**** Exercise input

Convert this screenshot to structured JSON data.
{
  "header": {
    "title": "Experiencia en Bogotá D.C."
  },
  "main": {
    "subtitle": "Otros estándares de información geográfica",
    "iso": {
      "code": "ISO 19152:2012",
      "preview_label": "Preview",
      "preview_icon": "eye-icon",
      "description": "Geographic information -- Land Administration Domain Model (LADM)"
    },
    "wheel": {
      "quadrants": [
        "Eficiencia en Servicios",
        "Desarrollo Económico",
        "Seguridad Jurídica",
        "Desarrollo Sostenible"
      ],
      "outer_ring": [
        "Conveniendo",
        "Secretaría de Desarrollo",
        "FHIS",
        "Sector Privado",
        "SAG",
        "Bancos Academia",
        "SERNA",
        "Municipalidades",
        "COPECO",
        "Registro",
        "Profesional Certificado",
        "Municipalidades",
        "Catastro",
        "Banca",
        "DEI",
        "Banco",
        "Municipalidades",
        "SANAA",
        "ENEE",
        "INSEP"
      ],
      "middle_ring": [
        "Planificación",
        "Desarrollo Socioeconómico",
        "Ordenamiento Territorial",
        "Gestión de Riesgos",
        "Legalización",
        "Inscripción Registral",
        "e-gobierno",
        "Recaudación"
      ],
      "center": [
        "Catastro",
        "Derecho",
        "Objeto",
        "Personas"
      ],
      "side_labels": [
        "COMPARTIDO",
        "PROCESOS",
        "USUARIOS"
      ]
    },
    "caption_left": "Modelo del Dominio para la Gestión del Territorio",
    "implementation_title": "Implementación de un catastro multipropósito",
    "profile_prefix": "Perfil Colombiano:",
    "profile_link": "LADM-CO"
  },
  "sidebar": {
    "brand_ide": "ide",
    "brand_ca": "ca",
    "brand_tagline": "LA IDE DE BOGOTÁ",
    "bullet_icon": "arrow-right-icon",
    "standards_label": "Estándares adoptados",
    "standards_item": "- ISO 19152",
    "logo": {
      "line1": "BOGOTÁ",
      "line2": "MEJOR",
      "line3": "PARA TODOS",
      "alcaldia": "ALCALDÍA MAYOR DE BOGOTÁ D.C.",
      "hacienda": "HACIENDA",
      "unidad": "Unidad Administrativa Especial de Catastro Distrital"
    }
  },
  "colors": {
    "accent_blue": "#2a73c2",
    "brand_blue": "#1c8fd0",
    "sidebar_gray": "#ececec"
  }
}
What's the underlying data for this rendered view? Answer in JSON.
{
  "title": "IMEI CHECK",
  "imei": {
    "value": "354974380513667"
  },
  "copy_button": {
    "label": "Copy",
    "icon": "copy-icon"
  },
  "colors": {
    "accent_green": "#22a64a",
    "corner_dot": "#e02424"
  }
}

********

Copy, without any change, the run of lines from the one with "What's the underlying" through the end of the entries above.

What's the underlying data for this rendered view? Answer in JSON.
{
  "title": "IMEI CHECK",
  "imei": {
    "value": "354974380513667"
  },
  "copy_button": {
    "label": "Copy",
    "icon": "copy-icon"
  },
  "colors": {
    "accent_green": "#22a64a",
    "corner_dot": "#e02424"
  }
}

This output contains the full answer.